The data:
_ _ _ _ _ _ _

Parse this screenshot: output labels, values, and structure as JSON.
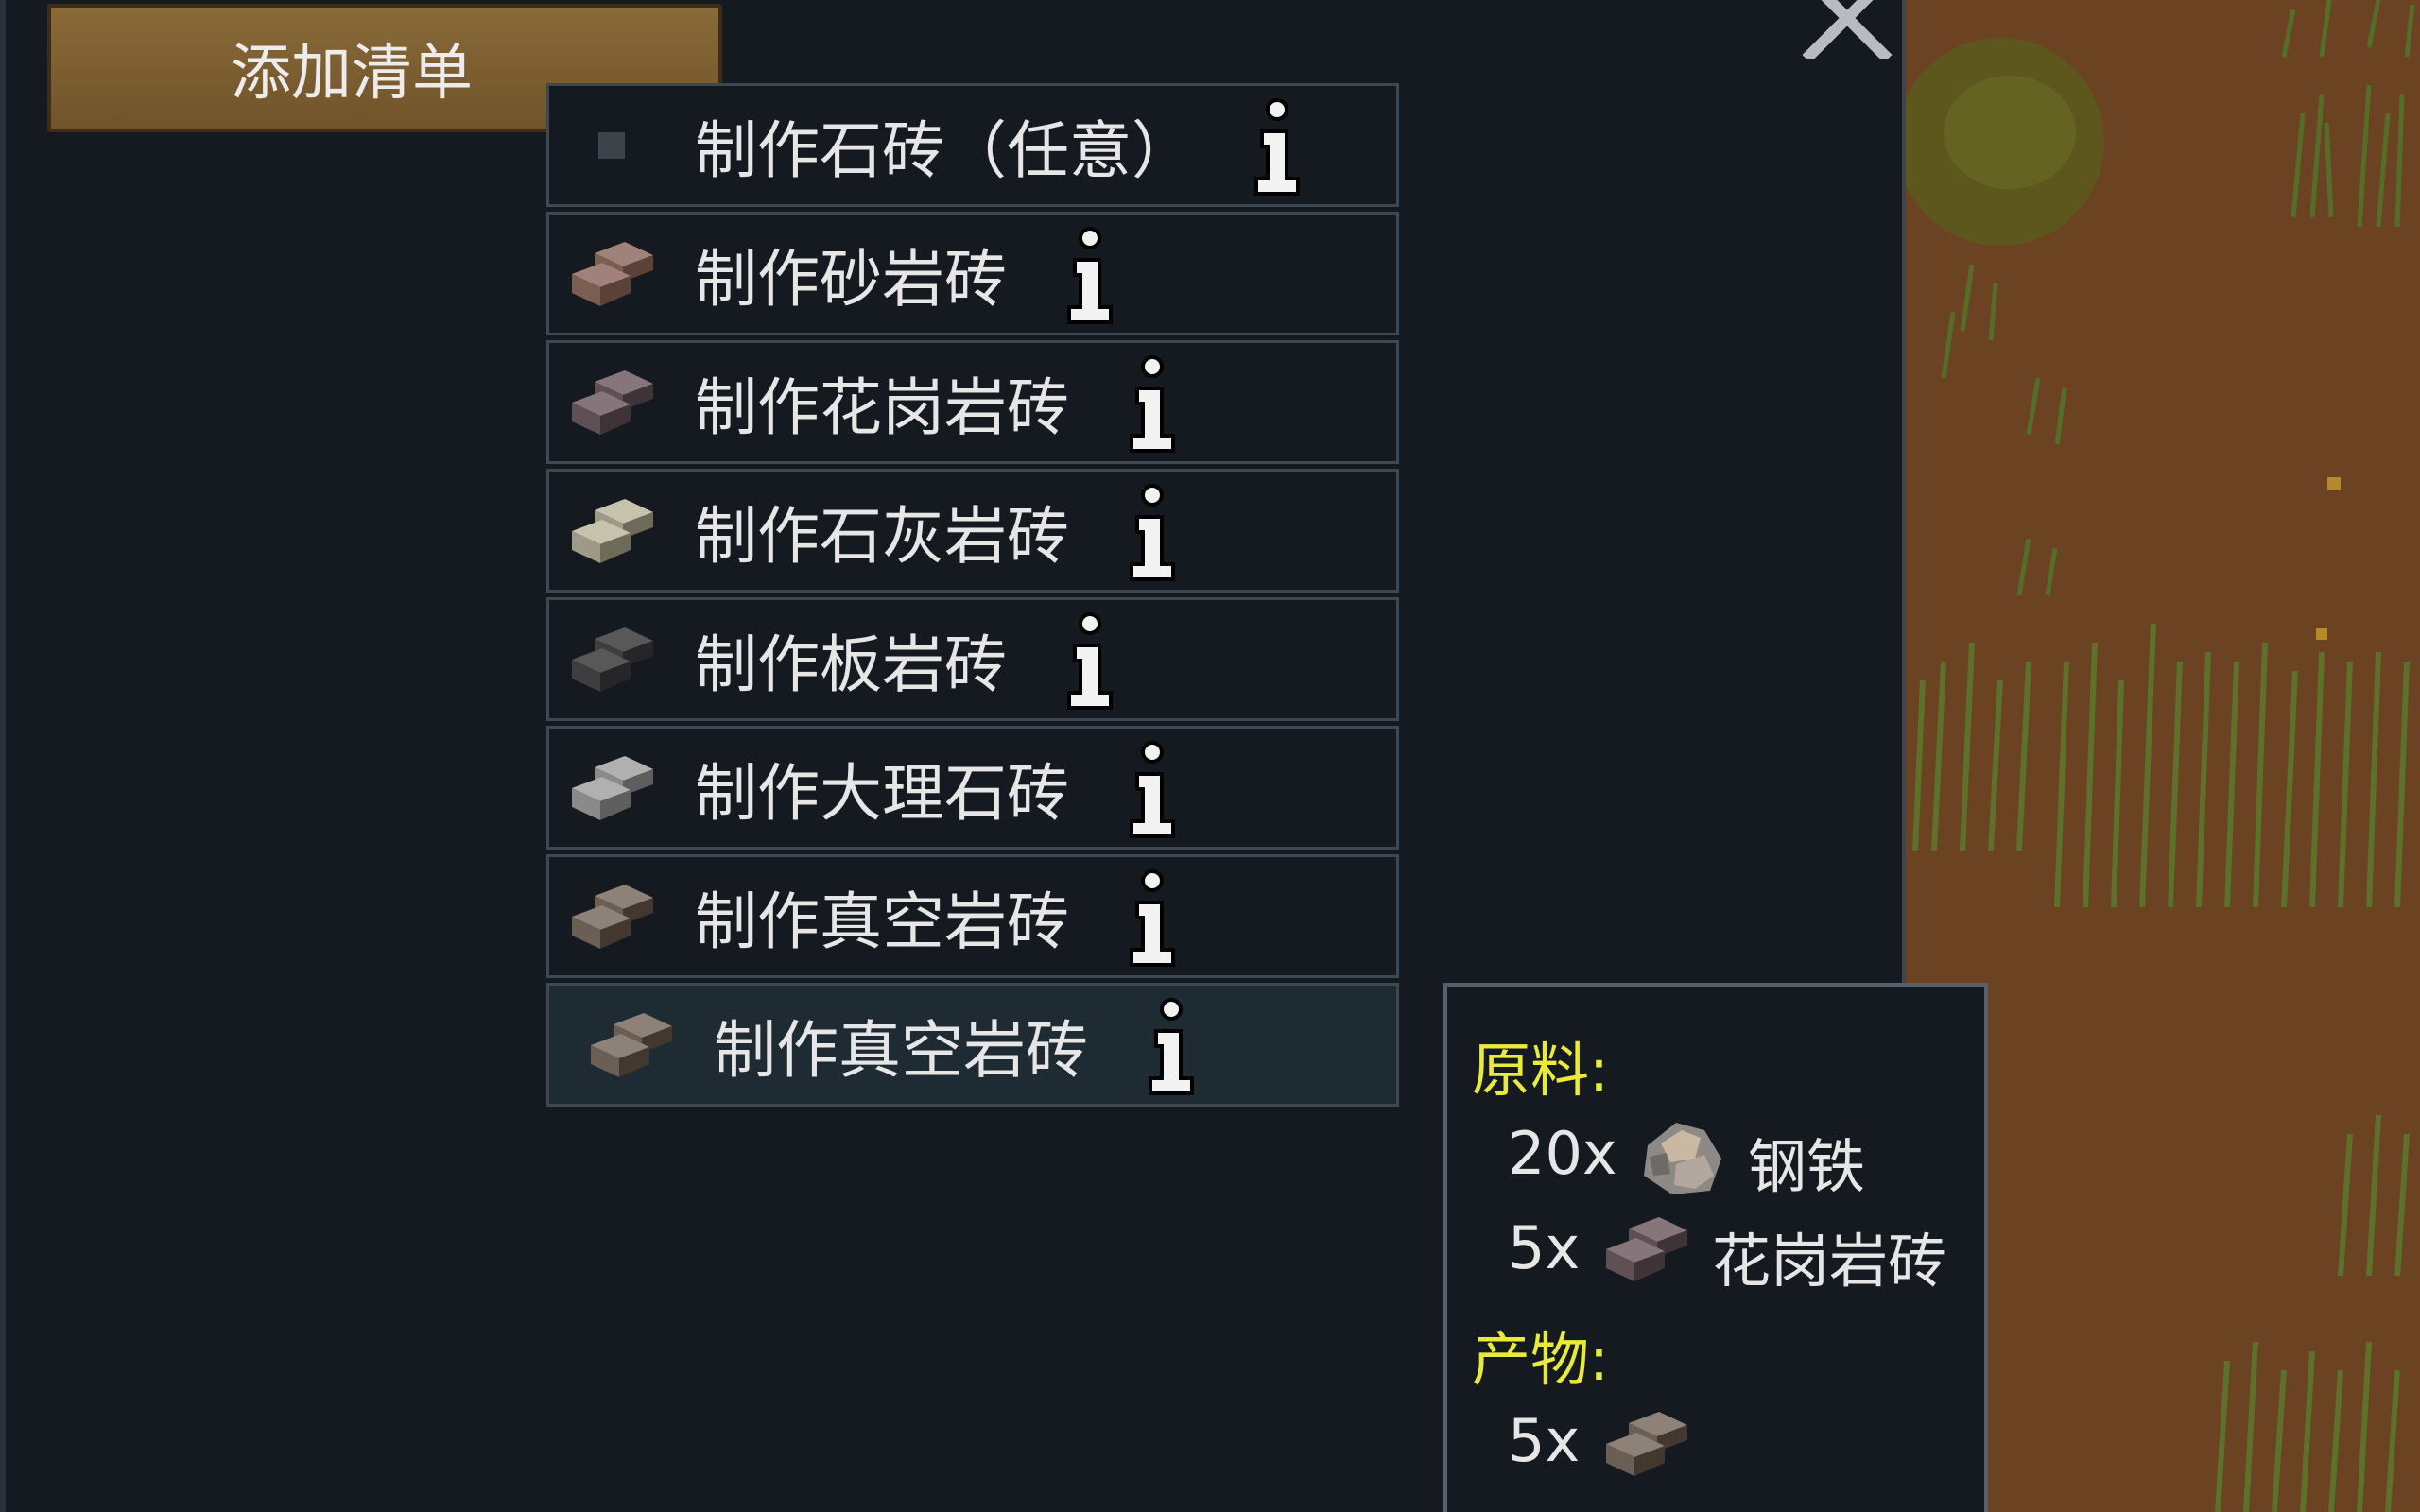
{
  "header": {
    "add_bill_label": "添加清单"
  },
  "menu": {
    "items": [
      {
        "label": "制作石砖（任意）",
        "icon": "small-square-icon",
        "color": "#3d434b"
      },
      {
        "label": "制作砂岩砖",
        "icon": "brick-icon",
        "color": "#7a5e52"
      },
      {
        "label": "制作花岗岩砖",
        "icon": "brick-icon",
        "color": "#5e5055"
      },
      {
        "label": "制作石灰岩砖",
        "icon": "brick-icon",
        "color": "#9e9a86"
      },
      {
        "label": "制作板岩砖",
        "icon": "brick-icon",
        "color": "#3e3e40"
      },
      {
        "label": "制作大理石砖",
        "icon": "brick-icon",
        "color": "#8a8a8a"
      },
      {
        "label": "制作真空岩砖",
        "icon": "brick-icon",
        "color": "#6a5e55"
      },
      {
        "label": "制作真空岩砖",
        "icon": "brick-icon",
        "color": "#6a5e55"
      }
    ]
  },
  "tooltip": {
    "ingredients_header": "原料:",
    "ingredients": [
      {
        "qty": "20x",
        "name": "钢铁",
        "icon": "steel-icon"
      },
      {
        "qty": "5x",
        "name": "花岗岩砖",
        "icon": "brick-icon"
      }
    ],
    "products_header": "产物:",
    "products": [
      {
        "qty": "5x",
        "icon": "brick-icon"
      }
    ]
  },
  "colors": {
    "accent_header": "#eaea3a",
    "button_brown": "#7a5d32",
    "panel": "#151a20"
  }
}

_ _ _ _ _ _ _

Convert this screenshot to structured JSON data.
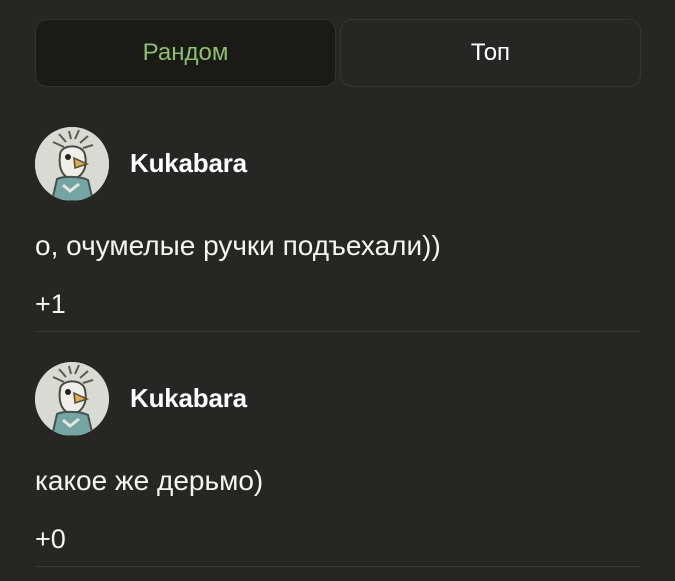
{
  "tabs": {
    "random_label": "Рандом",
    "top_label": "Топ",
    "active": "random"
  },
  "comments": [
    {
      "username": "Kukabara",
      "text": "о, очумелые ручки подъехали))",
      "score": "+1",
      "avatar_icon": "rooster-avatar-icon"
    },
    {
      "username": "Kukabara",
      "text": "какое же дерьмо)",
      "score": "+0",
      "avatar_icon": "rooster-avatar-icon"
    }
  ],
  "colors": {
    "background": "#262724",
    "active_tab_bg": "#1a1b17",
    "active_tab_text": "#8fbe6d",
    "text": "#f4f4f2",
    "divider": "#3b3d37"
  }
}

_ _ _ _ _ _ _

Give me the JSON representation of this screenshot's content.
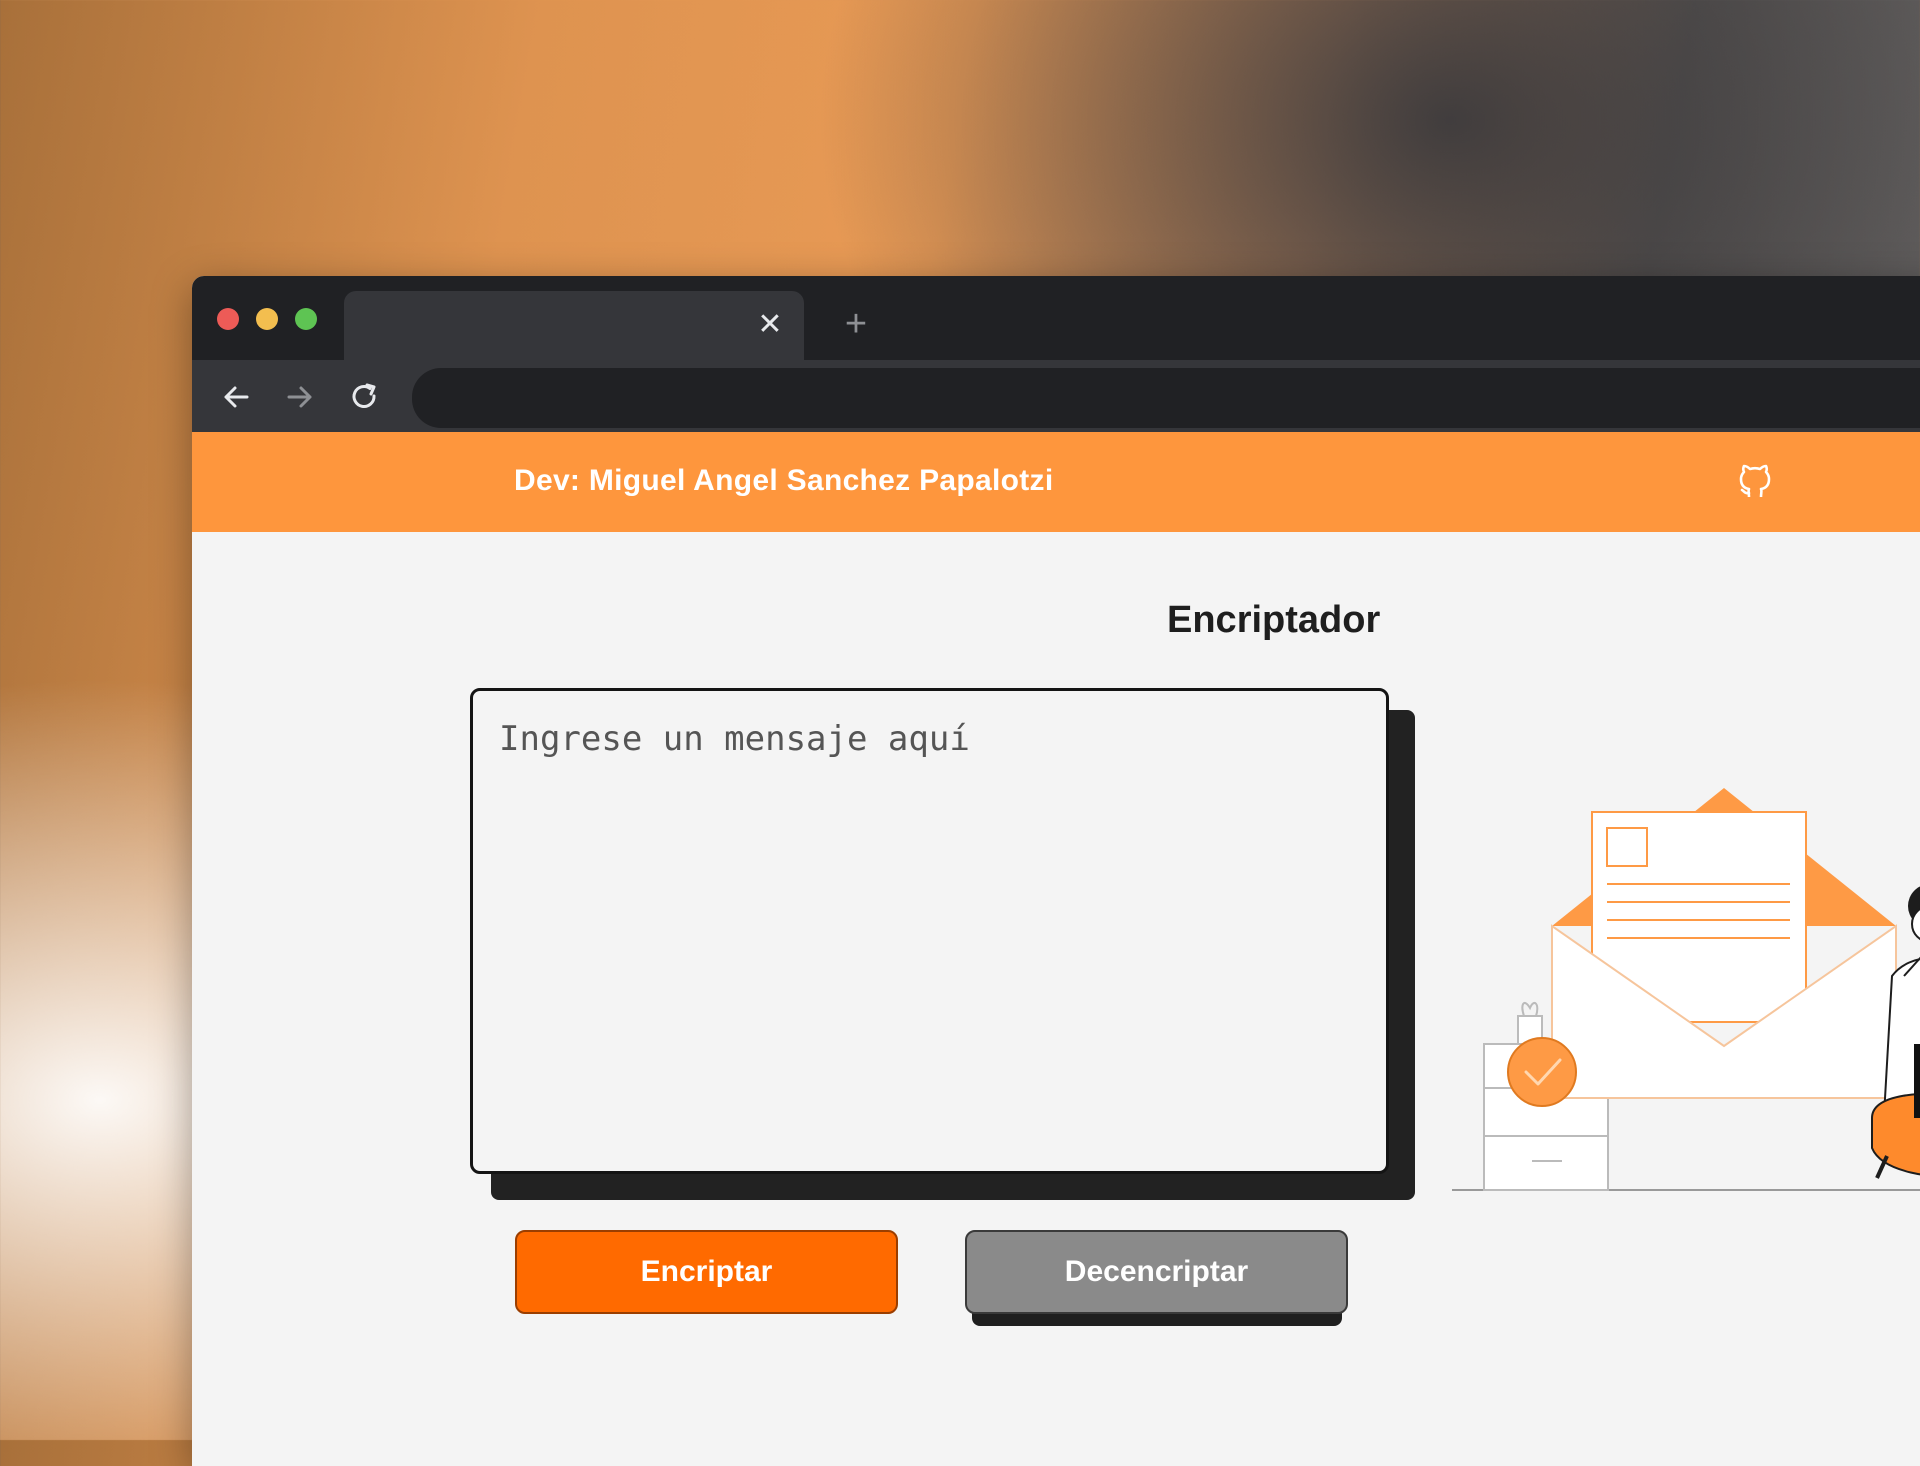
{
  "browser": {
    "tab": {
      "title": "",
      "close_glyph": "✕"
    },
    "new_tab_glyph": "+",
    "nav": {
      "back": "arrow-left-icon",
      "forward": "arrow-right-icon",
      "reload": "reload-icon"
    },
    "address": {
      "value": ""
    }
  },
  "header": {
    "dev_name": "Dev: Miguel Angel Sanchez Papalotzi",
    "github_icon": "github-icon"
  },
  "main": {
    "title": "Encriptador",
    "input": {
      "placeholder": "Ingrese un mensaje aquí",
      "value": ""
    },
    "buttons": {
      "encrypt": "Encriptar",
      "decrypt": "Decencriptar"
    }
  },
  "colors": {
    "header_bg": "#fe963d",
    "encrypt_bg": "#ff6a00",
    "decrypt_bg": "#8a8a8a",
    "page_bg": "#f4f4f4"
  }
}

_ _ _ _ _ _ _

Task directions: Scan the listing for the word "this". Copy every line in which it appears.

Written reply:
Parse this screenshot: output labels, values, and structure as JSON.
Convert this screenshot to structured JSON data.
Give me the JSON representation of this screenshot's content.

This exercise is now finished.